_WORK TASK:_
Write out the records in full, exactly as given, but without the images.

Website and app data records
>>>>>

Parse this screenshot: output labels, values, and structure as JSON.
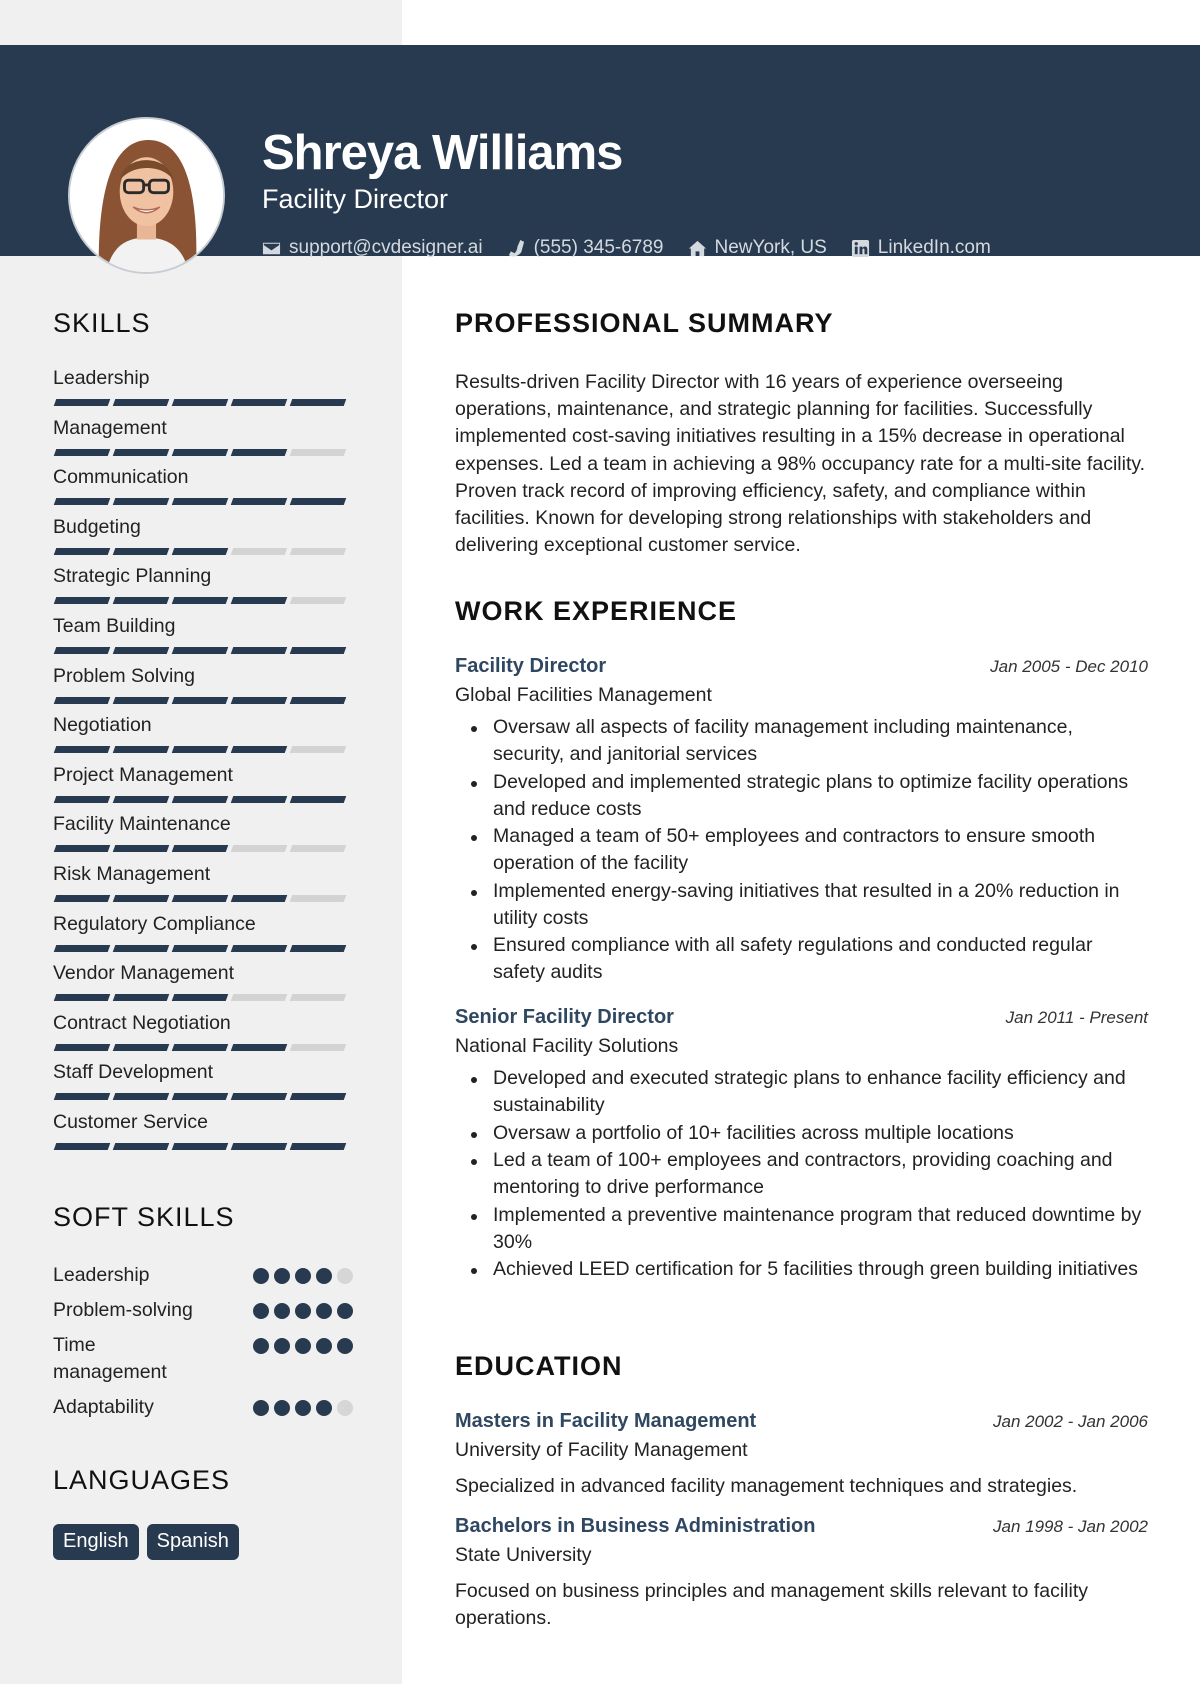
{
  "header": {
    "name": "Shreya Williams",
    "title": "Facility Director",
    "contacts": [
      {
        "icon": "envelope-icon",
        "text": "support@cvdesigner.ai"
      },
      {
        "icon": "phone-icon",
        "text": "(555) 345-6789"
      },
      {
        "icon": "home-icon",
        "text": "NewYork, US"
      },
      {
        "icon": "linkedin-icon",
        "text": "LinkedIn.com"
      }
    ]
  },
  "colors": {
    "primary": "#283a4f",
    "sidebar": "#f0f0f0",
    "inactive": "#d3d3d3",
    "accent_text": "#2f4760"
  },
  "sidebar": {
    "skills_heading": "SKILLS",
    "skills": [
      {
        "label": "Leadership",
        "level": 5,
        "max": 5
      },
      {
        "label": "Management",
        "level": 4,
        "max": 5
      },
      {
        "label": "Communication",
        "level": 5,
        "max": 5
      },
      {
        "label": "Budgeting",
        "level": 3,
        "max": 5
      },
      {
        "label": "Strategic Planning",
        "level": 4,
        "max": 5
      },
      {
        "label": "Team Building",
        "level": 5,
        "max": 5
      },
      {
        "label": "Problem Solving",
        "level": 5,
        "max": 5
      },
      {
        "label": "Negotiation",
        "level": 4,
        "max": 5
      },
      {
        "label": "Project Management",
        "level": 5,
        "max": 5
      },
      {
        "label": "Facility Maintenance",
        "level": 3,
        "max": 5
      },
      {
        "label": "Risk Management",
        "level": 4,
        "max": 5
      },
      {
        "label": "Regulatory Compliance",
        "level": 5,
        "max": 5
      },
      {
        "label": "Vendor Management",
        "level": 3,
        "max": 5
      },
      {
        "label": "Contract Negotiation",
        "level": 4,
        "max": 5
      },
      {
        "label": "Staff Development",
        "level": 5,
        "max": 5
      },
      {
        "label": "Customer Service",
        "level": 5,
        "max": 5
      }
    ],
    "soft_skills_heading": "SOFT SKILLS",
    "soft_skills": [
      {
        "label": "Leadership",
        "level": 4,
        "max": 5
      },
      {
        "label": "Problem-solving",
        "level": 5,
        "max": 5
      },
      {
        "label": "Time management",
        "level": 5,
        "max": 5
      },
      {
        "label": "Adaptability",
        "level": 4,
        "max": 5
      }
    ],
    "languages_heading": "LANGUAGES",
    "languages": [
      "English",
      "Spanish"
    ]
  },
  "main": {
    "summary_heading": "PROFESSIONAL SUMMARY",
    "summary": "Results-driven Facility Director with 16 years of experience overseeing operations, maintenance, and strategic planning for facilities. Successfully implemented cost-saving initiatives resulting in a 15% decrease in operational expenses. Led a team in achieving a 98% occupancy rate for a multi-site facility. Proven track record of improving efficiency, safety, and compliance within facilities. Known for developing strong relationships with stakeholders and delivering exceptional customer service.",
    "experience_heading": "WORK EXPERIENCE",
    "experience": [
      {
        "role": "Facility Director",
        "dates": "Jan 2005 - Dec 2010",
        "company": "Global Facilities Management",
        "bullets": [
          "Oversaw all aspects of facility management including maintenance, security, and janitorial services",
          "Developed and implemented strategic plans to optimize facility operations and reduce costs",
          "Managed a team of 50+ employees and contractors to ensure smooth operation of the facility",
          "Implemented energy-saving initiatives that resulted in a 20% reduction in utility costs",
          "Ensured compliance with all safety regulations and conducted regular safety audits"
        ]
      },
      {
        "role": "Senior Facility Director",
        "dates": "Jan 2011 - Present",
        "company": "National Facility Solutions",
        "bullets": [
          "Developed and executed strategic plans to enhance facility efficiency and sustainability",
          "Oversaw a portfolio of 10+ facilities across multiple locations",
          "Led a team of 100+ employees and contractors, providing coaching and mentoring to drive performance",
          "Implemented a preventive maintenance program that reduced downtime by 30%",
          "Achieved LEED certification for 5 facilities through green building initiatives"
        ]
      }
    ],
    "education_heading": "EDUCATION",
    "education": [
      {
        "degree": "Masters in Facility Management",
        "dates": "Jan 2002 - Jan 2006",
        "school": "University of Facility Management",
        "description": "Specialized in advanced facility management techniques and strategies."
      },
      {
        "degree": "Bachelors in Business Administration",
        "dates": "Jan 1998 - Jan 2002",
        "school": "State University",
        "description": "Focused on business principles and management skills relevant to facility operations."
      }
    ]
  }
}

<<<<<

_SOLUTION FOR THIS TASK:_
Parse this screenshot: output labels, values, and structure as JSON.
{
  "header": {
    "name": "Shreya Williams",
    "title": "Facility Director",
    "contacts": [
      {
        "icon": "envelope-icon",
        "text": "support@cvdesigner.ai"
      },
      {
        "icon": "phone-icon",
        "text": "(555) 345-6789"
      },
      {
        "icon": "home-icon",
        "text": "NewYork, US"
      },
      {
        "icon": "linkedin-icon",
        "text": "LinkedIn.com"
      }
    ]
  },
  "colors": {
    "primary": "#283a4f",
    "sidebar": "#f0f0f0",
    "inactive": "#d3d3d3",
    "accent_text": "#2f4760"
  },
  "sidebar": {
    "skills_heading": "SKILLS",
    "skills": [
      {
        "label": "Leadership",
        "level": 5,
        "max": 5
      },
      {
        "label": "Management",
        "level": 4,
        "max": 5
      },
      {
        "label": "Communication",
        "level": 5,
        "max": 5
      },
      {
        "label": "Budgeting",
        "level": 3,
        "max": 5
      },
      {
        "label": "Strategic Planning",
        "level": 4,
        "max": 5
      },
      {
        "label": "Team Building",
        "level": 5,
        "max": 5
      },
      {
        "label": "Problem Solving",
        "level": 5,
        "max": 5
      },
      {
        "label": "Negotiation",
        "level": 4,
        "max": 5
      },
      {
        "label": "Project Management",
        "level": 5,
        "max": 5
      },
      {
        "label": "Facility Maintenance",
        "level": 3,
        "max": 5
      },
      {
        "label": "Risk Management",
        "level": 4,
        "max": 5
      },
      {
        "label": "Regulatory Compliance",
        "level": 5,
        "max": 5
      },
      {
        "label": "Vendor Management",
        "level": 3,
        "max": 5
      },
      {
        "label": "Contract Negotiation",
        "level": 4,
        "max": 5
      },
      {
        "label": "Staff Development",
        "level": 5,
        "max": 5
      },
      {
        "label": "Customer Service",
        "level": 5,
        "max": 5
      }
    ],
    "soft_skills_heading": "SOFT SKILLS",
    "soft_skills": [
      {
        "label": "Leadership",
        "level": 4,
        "max": 5
      },
      {
        "label": "Problem-solving",
        "level": 5,
        "max": 5
      },
      {
        "label": "Time management",
        "level": 5,
        "max": 5
      },
      {
        "label": "Adaptability",
        "level": 4,
        "max": 5
      }
    ],
    "languages_heading": "LANGUAGES",
    "languages": [
      "English",
      "Spanish"
    ]
  },
  "main": {
    "summary_heading": "PROFESSIONAL SUMMARY",
    "summary": "Results-driven Facility Director with 16 years of experience overseeing operations, maintenance, and strategic planning for facilities. Successfully implemented cost-saving initiatives resulting in a 15% decrease in operational expenses. Led a team in achieving a 98% occupancy rate for a multi-site facility. Proven track record of improving efficiency, safety, and compliance within facilities. Known for developing strong relationships with stakeholders and delivering exceptional customer service.",
    "experience_heading": "WORK EXPERIENCE",
    "experience": [
      {
        "role": "Facility Director",
        "dates": "Jan 2005 - Dec 2010",
        "company": "Global Facilities Management",
        "bullets": [
          "Oversaw all aspects of facility management including maintenance, security, and janitorial services",
          "Developed and implemented strategic plans to optimize facility operations and reduce costs",
          "Managed a team of 50+ employees and contractors to ensure smooth operation of the facility",
          "Implemented energy-saving initiatives that resulted in a 20% reduction in utility costs",
          "Ensured compliance with all safety regulations and conducted regular safety audits"
        ]
      },
      {
        "role": "Senior Facility Director",
        "dates": "Jan 2011 - Present",
        "company": "National Facility Solutions",
        "bullets": [
          "Developed and executed strategic plans to enhance facility efficiency and sustainability",
          "Oversaw a portfolio of 10+ facilities across multiple locations",
          "Led a team of 100+ employees and contractors, providing coaching and mentoring to drive performance",
          "Implemented a preventive maintenance program that reduced downtime by 30%",
          "Achieved LEED certification for 5 facilities through green building initiatives"
        ]
      }
    ],
    "education_heading": "EDUCATION",
    "education": [
      {
        "degree": "Masters in Facility Management",
        "dates": "Jan 2002 - Jan 2006",
        "school": "University of Facility Management",
        "description": "Specialized in advanced facility management techniques and strategies."
      },
      {
        "degree": "Bachelors in Business Administration",
        "dates": "Jan 1998 - Jan 2002",
        "school": "State University",
        "description": "Focused on business principles and management skills relevant to facility operations."
      }
    ]
  }
}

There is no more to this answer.